A lot is going to be written on the passing of Steve Jobs in the coming days and months. The legacy that he is leaving will inspire far better writers than I to honor his passing, but I will do my best.
My first recollection of using an Apple product was at some point in the 1980s. My father was a special education administrator at a public school in Pennsylvania with an interest in these new things called “computers.” He had some students that were my age, with comparable mental capacity, but also physical disabilities of varying degrees that limited their ability to express themselves. My dad saw computers as a new way for his students to start to overcome the limits of their physical situations. He applied for state education grants and purchased Apple IIgs computers (the “gs” was short for “graphics and sound”; the system also included the first mouse) for these kids. When they arrived, we set the computer up on our dining room table for a week or so for my sister and I to explore. When it was time to take the Mac to the student’s home, we would go along to teach him or her what we had figured out. Even at that early age, I recognized the ability of good design—simple, intuitive design—to help us overcome our human challenges.
Like most families in the 1990s, we had a parade of beige PCs come through the house. As an aspiring digital artist, I bludgeoned through 8-bit illustrations in MS paint, subconsciously wanting something more. When I arrived at college in the fall of 1995 to pursue a career in graphic design, I was re-introduced to the Mac and the love affair was rekindled. As I write these words on my work-issued PC, the current roster of Apple products in my home is two iMacs, one iBook, one PowerBook, one iPad and at least a half a dozen iPods.
I’ve read a few books and many articles about Mr. Jobs, and as a designer at heart, working in an industry where design is the only true differentiator, I guess I’d like to thank him. Not only for all the cool stuff that I would probably struggle to live without, but for bringing good design to the collective consciousness. By most accounts, Steve Jobs was not a designer himself, but more a visionary and catalyst, bringing designers of diverse backgrounds (programmers, graphic designers, industrial designers and marketing people) together to create something more than they could have alone. His passion and demand amplified our cultural expectation for design. I truly believe that the success and ubiquity of Apple products has raised the bar for all other design today.
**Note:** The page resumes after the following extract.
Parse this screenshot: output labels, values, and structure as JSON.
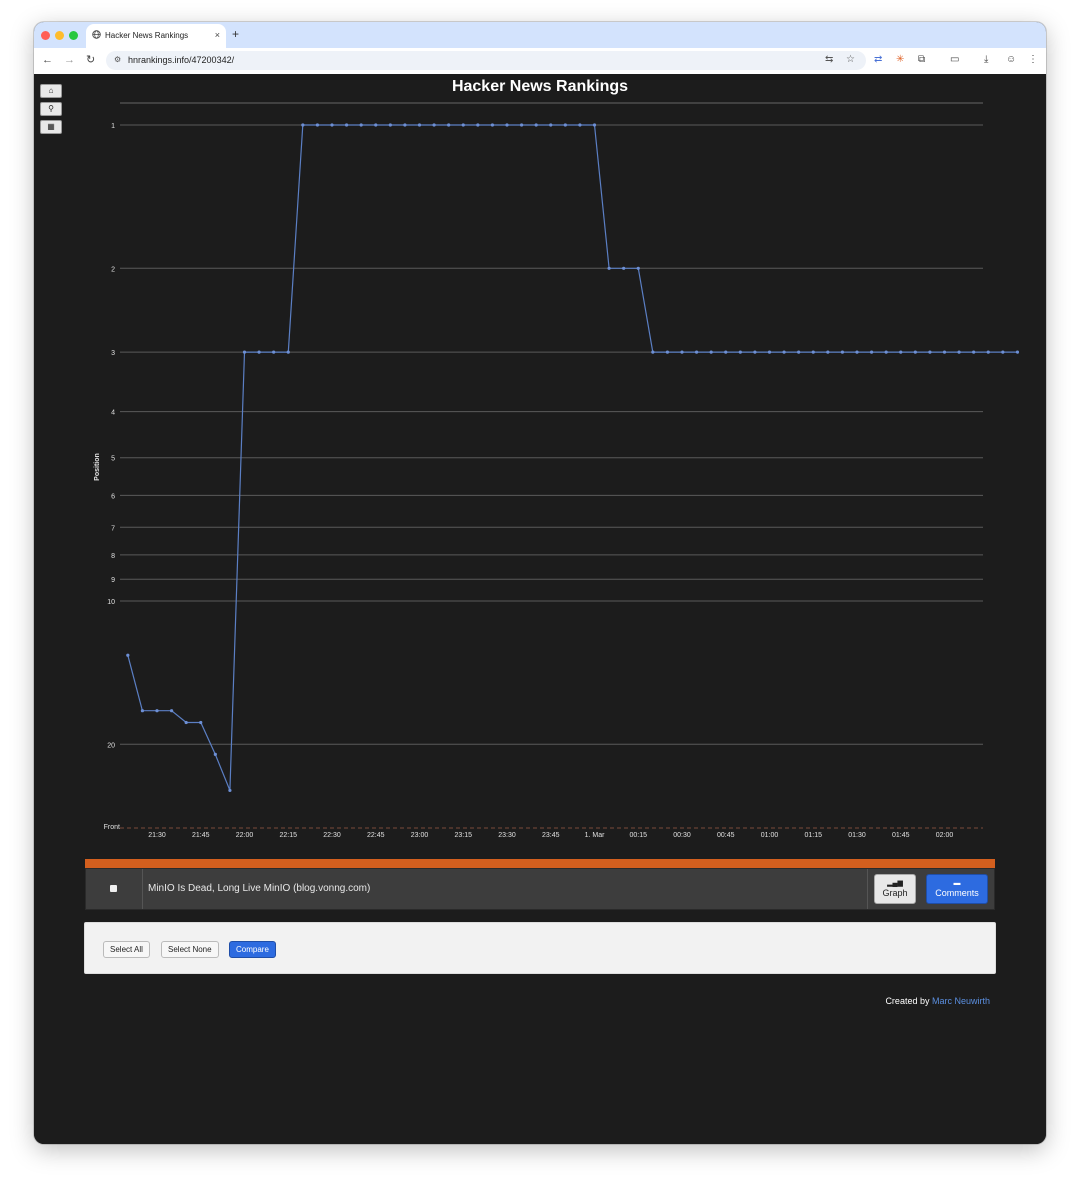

People simply expect more from their architecture, print media, consumer products and the millions of other man-made objects with which we interact every day. And I think that is a very good thing. Thanks, Steve.
Image—Flickr CC: noppyfoto1